China stands firmly opposed to the inclusion of the so-called "Taiwan's entry into the United Nations" issue on the agenda of the 62nd General Assembly of the United Nations.
Foreign Ministry spokeswoman Jiang Yu made the remarks yesterday in response to a letter on the issue.
The letter was presented on August 14 to President Haya Rashed al Khalifa of the 61st UN General Assembly by a very small number of countries including the Solomon Islands and Malawi which were encouraged by the Taiwan authorities.
Jiang said Taiwan has been an inalienable part of the Chinese territory since ancient times, and both the Cairo Declaration and the Potsdam Proclamation confirmed China's sovereignty over Taiwan.
She said UN General Assembly Resolution 2758 adopted in 1971, stipulates clearly that the government of the People's Republic of China is the sole legitimate representative of China in the United Nations.
More than 160 countries have diplomatic ties with China and they all recognize the fact that there is only one China and Taiwan is part of China, Jiang said.

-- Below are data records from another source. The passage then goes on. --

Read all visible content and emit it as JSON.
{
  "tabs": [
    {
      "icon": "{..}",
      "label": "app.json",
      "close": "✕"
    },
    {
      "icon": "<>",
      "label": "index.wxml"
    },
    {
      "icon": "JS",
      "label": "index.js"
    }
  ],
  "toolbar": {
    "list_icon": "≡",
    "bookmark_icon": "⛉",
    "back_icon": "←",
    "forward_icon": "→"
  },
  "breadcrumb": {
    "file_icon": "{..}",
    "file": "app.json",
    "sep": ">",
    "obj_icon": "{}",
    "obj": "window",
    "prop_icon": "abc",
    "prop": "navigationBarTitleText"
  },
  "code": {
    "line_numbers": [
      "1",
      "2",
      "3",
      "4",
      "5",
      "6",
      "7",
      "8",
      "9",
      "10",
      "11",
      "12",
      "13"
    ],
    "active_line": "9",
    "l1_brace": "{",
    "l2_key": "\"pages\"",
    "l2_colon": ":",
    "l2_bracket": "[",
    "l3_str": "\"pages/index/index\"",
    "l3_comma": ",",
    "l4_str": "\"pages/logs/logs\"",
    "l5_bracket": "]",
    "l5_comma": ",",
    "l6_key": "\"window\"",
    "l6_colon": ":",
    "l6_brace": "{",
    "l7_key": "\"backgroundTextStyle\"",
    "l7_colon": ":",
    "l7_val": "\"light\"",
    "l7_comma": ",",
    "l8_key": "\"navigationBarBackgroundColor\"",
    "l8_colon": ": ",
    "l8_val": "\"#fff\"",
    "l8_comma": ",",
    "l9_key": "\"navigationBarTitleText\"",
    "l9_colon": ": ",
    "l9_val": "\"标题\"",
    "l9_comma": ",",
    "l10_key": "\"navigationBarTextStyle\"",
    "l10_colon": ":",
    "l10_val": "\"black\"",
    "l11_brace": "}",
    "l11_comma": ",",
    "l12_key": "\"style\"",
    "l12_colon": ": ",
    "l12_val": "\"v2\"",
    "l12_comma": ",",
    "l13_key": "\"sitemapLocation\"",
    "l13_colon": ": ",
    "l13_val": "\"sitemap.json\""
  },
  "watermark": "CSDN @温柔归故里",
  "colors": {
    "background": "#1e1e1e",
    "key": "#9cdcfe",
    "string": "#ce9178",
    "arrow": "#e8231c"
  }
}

She said only sovereign states in line with the UN Charter, the Provisional Rules of Procedure of the Security Council and the Rules of Procedure of the General Assembly, can apply for membership to the United Nations.
Taiwan, as part of China, is unqualified to "join", under any name. The United Nations is composed of sovereign states, Jiang said.
She said the UN General Committee, since 1993, has refused to list issues concerning Taiwan on UN General Assembly agendas.
This fully demonstrates that any action that runs counter to the UN Charter and Resolution 2758, and any attempt aimed at splitting China are unpopular, impossible to win support from the vast majority of UN member states, and is doomed to failure.
(Xinhua News Agency August 17, 2007)